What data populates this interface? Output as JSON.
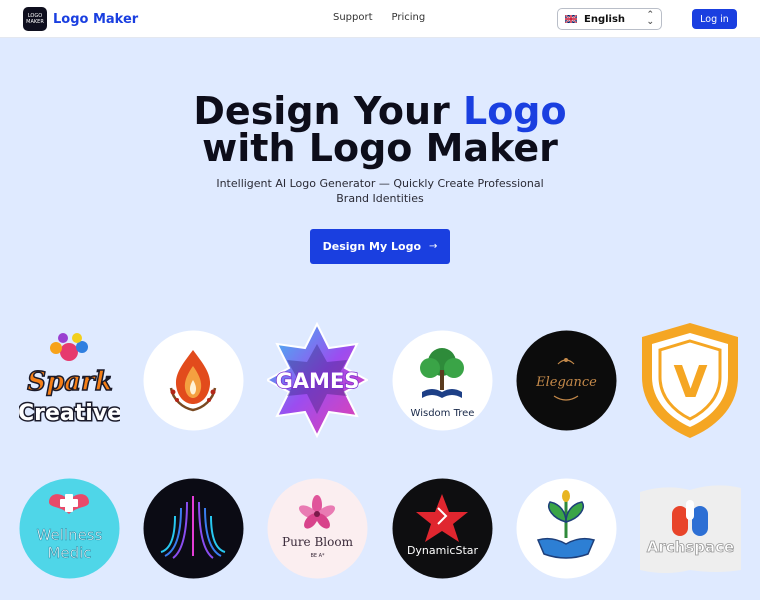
{
  "header": {
    "brand": "Logo Maker",
    "brand_mark_text": "LOGO MAKER",
    "nav": [
      "Support",
      "Pricing"
    ],
    "language": "English",
    "login": "Log in"
  },
  "hero": {
    "title_part1": "Design Your ",
    "title_accent": "Logo",
    "title_line2": "with Logo Maker",
    "subtitle": "Intelligent AI Logo Generator — Quickly Create Professional Brand Identities",
    "cta": "Design My Logo",
    "cta_arrow": "→"
  },
  "gallery": {
    "row1": [
      {
        "icon": "spark-creative-logo",
        "text1": "Spark",
        "text2": "Creative"
      },
      {
        "icon": "flame-leaves-logo"
      },
      {
        "icon": "games-logo",
        "text1": "GAMES"
      },
      {
        "icon": "wisdom-tree-logo",
        "text1": "Wisdom Tree"
      },
      {
        "icon": "elegance-logo",
        "text1": "Elegance"
      },
      {
        "icon": "v-shield-logo",
        "text1": "V"
      }
    ],
    "row2": [
      {
        "icon": "wellness-medic-logo",
        "text1": "Wellness",
        "text2": "Medic"
      },
      {
        "icon": "neon-waves-logo"
      },
      {
        "icon": "pure-bloom-logo",
        "text1": "Pure Bloom",
        "text2": "BE A*"
      },
      {
        "icon": "dynamic-star-logo",
        "text1": "DynamicStar"
      },
      {
        "icon": "hand-plant-logo"
      },
      {
        "icon": "archspace-logo",
        "text1": "Archspace"
      }
    ]
  },
  "colors": {
    "brand_blue": "#1a3fe0",
    "hero_bg": "#dfeaff",
    "title_dark": "#0d0d1a"
  }
}
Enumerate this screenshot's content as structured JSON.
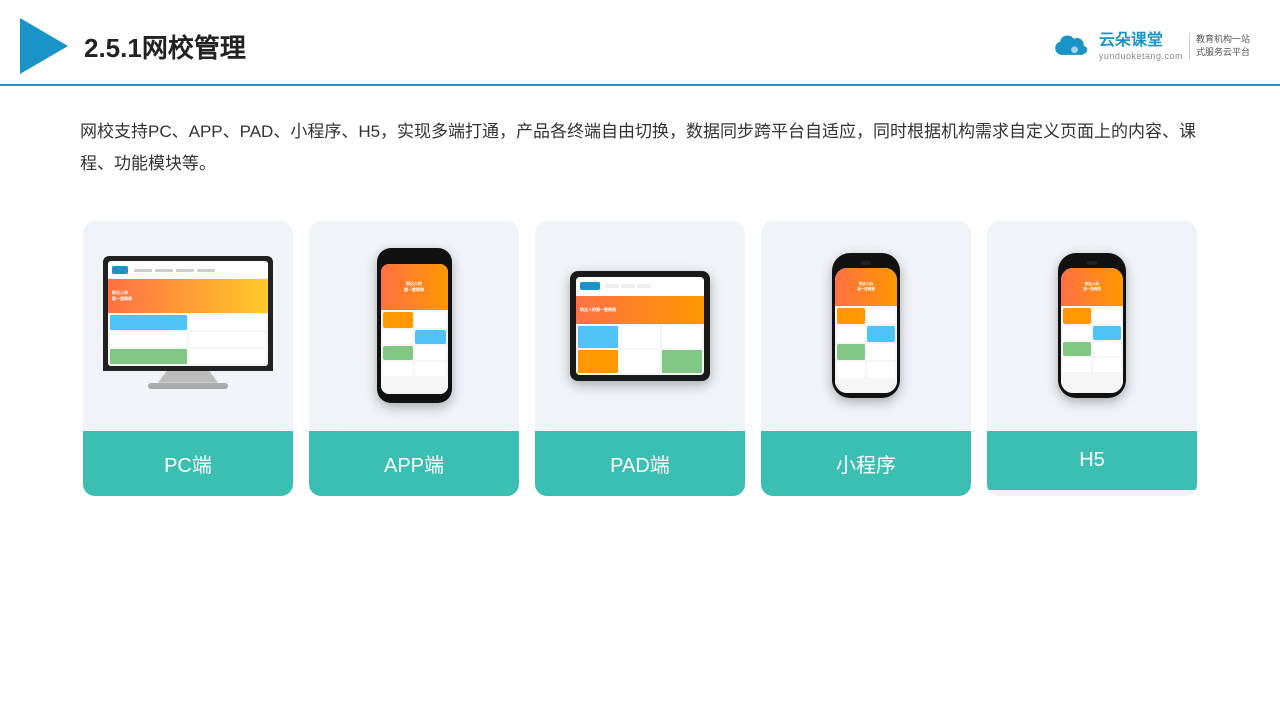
{
  "header": {
    "title": "2.5.1网校管理",
    "brand_name": "云朵课堂",
    "brand_url": "yunduoketang.com",
    "brand_slogan": "教育机构一站\n式服务云平台"
  },
  "description": "网校支持PC、APP、PAD、小程序、H5，实现多端打通，产品各终端自由切换，数据同步跨平台自适应，同时根据机构需求自定义页面上的内容、课程、功能模块等。",
  "cards": [
    {
      "id": "pc",
      "label": "PC端"
    },
    {
      "id": "app",
      "label": "APP端"
    },
    {
      "id": "pad",
      "label": "PAD端"
    },
    {
      "id": "miniprogram",
      "label": "小程序"
    },
    {
      "id": "h5",
      "label": "H5"
    }
  ],
  "colors": {
    "accent": "#1a94c8",
    "teal": "#3bbfb2",
    "border": "#1a94c8"
  }
}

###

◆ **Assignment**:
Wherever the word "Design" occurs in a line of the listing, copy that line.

◆ **Reply**:
    "title_part1": "Design Your ",
    "cta": "Design My Logo",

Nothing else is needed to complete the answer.